** Extracted records follows **

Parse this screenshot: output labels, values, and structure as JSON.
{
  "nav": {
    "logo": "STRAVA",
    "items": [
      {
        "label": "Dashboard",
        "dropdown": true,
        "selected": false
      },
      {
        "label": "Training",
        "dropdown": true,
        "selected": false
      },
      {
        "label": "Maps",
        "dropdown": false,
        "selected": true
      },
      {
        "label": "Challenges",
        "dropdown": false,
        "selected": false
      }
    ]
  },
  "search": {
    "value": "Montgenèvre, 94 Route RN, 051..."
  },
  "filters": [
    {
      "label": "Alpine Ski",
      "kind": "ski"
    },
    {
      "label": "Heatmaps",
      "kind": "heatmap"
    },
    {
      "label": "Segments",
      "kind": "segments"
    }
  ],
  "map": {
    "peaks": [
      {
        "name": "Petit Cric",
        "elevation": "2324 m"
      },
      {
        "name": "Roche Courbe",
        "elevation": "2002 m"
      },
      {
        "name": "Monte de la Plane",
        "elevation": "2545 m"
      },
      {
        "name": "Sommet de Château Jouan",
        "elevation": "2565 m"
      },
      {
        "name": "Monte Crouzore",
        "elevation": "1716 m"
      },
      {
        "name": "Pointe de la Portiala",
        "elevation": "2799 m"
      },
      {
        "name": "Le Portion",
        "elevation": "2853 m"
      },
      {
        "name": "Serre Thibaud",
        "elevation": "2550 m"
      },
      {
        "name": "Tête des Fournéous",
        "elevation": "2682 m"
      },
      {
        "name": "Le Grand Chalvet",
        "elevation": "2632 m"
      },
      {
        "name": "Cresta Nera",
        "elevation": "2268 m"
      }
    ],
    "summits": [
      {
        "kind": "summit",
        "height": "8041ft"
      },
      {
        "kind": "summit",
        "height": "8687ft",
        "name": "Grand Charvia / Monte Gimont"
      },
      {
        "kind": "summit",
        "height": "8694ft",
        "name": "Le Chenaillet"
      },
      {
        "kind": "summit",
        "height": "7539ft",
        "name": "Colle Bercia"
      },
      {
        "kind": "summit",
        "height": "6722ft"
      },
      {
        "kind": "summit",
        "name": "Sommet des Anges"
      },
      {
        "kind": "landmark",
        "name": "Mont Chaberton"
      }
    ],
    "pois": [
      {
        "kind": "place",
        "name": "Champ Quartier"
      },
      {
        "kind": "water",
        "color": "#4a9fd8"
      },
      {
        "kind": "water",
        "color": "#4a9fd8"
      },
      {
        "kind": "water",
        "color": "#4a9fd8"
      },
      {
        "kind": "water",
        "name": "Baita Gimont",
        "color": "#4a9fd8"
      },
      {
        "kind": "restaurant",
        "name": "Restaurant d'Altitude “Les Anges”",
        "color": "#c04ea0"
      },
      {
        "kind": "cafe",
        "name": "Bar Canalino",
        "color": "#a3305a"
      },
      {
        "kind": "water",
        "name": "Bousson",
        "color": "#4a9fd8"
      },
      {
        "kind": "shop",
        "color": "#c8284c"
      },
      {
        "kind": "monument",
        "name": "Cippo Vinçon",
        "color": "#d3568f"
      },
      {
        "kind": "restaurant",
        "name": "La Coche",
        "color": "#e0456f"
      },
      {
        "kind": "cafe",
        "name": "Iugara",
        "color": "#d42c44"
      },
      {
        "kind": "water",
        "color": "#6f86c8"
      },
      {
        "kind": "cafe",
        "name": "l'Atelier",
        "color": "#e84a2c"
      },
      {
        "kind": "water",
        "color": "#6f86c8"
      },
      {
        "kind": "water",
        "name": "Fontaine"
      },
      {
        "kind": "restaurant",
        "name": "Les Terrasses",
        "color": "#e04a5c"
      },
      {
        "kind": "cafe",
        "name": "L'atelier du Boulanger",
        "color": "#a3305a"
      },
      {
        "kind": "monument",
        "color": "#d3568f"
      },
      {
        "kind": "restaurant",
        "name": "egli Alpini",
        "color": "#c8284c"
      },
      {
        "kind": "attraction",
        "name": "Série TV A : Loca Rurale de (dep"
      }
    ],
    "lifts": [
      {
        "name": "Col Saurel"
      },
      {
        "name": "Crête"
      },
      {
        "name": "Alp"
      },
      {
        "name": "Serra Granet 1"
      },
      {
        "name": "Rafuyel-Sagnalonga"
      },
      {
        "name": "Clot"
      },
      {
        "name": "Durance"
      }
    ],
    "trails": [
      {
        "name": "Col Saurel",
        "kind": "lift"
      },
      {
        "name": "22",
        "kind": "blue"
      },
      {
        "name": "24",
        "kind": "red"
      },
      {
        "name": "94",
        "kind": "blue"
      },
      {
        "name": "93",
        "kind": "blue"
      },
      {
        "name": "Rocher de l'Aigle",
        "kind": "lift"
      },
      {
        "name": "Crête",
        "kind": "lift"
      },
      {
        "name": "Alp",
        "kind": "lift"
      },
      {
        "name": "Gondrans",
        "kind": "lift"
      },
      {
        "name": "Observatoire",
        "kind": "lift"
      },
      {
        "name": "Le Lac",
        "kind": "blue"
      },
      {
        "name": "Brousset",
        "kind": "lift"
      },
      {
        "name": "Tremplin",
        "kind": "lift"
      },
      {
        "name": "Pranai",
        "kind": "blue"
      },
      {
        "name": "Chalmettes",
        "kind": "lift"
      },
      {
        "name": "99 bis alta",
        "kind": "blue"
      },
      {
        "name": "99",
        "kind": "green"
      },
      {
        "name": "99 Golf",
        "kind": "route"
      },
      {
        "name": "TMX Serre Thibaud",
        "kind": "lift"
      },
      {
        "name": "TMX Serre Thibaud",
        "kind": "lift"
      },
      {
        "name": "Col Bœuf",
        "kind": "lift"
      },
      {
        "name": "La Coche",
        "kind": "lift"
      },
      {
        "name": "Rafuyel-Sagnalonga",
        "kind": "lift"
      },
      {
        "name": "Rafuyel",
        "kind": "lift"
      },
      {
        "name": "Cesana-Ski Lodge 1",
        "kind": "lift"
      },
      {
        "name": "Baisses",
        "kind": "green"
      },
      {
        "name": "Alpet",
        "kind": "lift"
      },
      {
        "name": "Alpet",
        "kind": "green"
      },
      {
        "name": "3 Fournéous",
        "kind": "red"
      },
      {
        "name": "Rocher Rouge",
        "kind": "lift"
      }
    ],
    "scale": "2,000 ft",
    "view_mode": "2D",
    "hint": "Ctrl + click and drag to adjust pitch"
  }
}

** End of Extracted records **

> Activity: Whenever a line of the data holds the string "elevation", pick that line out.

> Solution to this task:
        "elevation": "2324 m"
        "elevation": "2002 m"
        "elevation": "2545 m"
        "elevation": "2565 m"
        "elevation": "1716 m"
        "elevation": "2799 m"
        "elevation": "2853 m"
        "elevation": "2550 m"
        "elevation": "2682 m"
        "elevation": "2632 m"
        "elevation": "2268 m"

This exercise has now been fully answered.